Just as we were in the midst of the Kitchn's inaugural Kitchn Cure (eight fun-filled weeks of kitchen cleaning, organizing, stocking, cooking, ending with a big bang of a party in May), a book called Things Cooks Love: Implements. Ingredients. Recipes. (Andrews McMeel Publishing, $35) landed on my desk.
I kept calling it Things Cooks Need, because that's where my mind was, guiding Cure-takers toward cleaning out their cupboards to leave only what they really need to cook well.
I barely had time to glance at it before I left on a business trip. And, I'll be honest, I was skeptical. The book comes from Sur La Table (and is written by a lovely food writer named Marie Simmons) and is based around the gear you have in your kitchen. Hmmmm, Sur La Table puts out a a book whose recipes are based on cooking implements. I smelled a marketing ploy.
And then I went to New Orleans for the International Association of Culinary Professionals conference and found myself on the very first night sitting next to Marie Simmons, the author of the book. She is absolutely delightful, extremely knowledgeable, and a great dinner companion. We both had that Speckled Trout Amandine.
I asked her point blank about my suspicions and she told me about how the book came to be, making me feel much better about the book.
It was of paramount importance to her that each recipe's implement suggestions included alternatives. Take, for example, the recipes for using a tagine. Simmons suggests a Dutch oven or a braiser. I might have gone even further to suggest any oven-safe pan covered tightly with foil. It was also critical, Marie told me, that they book not tout brand names. And it doesn't. Sure, most of what you find in the pages is available at Sur La Table.
Getting past the fraction of the book that is actually dedicated the kitchen implements, you'll find original recipes, tips on things like making bread crumbs, how to cut a mango (or read it here) and how to trim an artichoke, and a rundown on various ethnic pantries (The Mexican Pantry includes a list of all those confusing dried chile varieties).
This would be a great book to give a newlywed, or someone just starting their first kitchen who may be faced with gifts they don't necessarily know how to use. So, if you do find yourself owning a tagine, you at least can read about how to use and care for it before deciding to return it.
I might add that if you do decide to return that tagine and it came from a store that carries Things Cooks Love (like Sur La Table), get the book instead.

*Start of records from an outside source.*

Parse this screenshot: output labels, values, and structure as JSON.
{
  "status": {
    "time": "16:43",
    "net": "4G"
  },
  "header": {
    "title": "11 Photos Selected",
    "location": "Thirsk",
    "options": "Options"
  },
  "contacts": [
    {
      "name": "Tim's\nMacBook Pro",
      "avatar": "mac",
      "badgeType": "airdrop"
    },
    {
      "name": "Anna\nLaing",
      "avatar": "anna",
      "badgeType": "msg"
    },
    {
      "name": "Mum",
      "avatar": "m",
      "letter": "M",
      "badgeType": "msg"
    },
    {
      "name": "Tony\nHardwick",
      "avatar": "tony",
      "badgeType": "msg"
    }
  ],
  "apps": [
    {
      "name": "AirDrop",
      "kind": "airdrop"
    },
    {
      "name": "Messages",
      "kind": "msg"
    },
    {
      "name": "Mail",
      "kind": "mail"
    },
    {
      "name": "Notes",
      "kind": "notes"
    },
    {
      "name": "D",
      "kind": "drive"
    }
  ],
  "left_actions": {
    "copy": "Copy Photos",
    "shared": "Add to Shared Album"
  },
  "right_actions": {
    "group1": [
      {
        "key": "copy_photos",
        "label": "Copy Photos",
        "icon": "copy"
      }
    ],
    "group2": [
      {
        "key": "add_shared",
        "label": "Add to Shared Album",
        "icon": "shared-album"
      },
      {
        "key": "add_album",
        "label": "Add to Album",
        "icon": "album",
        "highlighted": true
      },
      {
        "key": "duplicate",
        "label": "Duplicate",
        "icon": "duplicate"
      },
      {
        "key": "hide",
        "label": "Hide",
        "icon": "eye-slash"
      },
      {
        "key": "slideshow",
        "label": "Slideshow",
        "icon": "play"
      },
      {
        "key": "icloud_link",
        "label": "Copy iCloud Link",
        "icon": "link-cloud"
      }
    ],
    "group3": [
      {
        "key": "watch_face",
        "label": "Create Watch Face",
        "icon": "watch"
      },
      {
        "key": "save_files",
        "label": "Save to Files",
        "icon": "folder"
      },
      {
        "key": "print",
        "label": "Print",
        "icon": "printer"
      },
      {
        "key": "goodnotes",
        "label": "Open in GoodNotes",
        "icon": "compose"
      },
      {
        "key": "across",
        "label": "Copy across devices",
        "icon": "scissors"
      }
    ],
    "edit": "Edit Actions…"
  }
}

Or come back on Thursday when we'll be giving away five copies.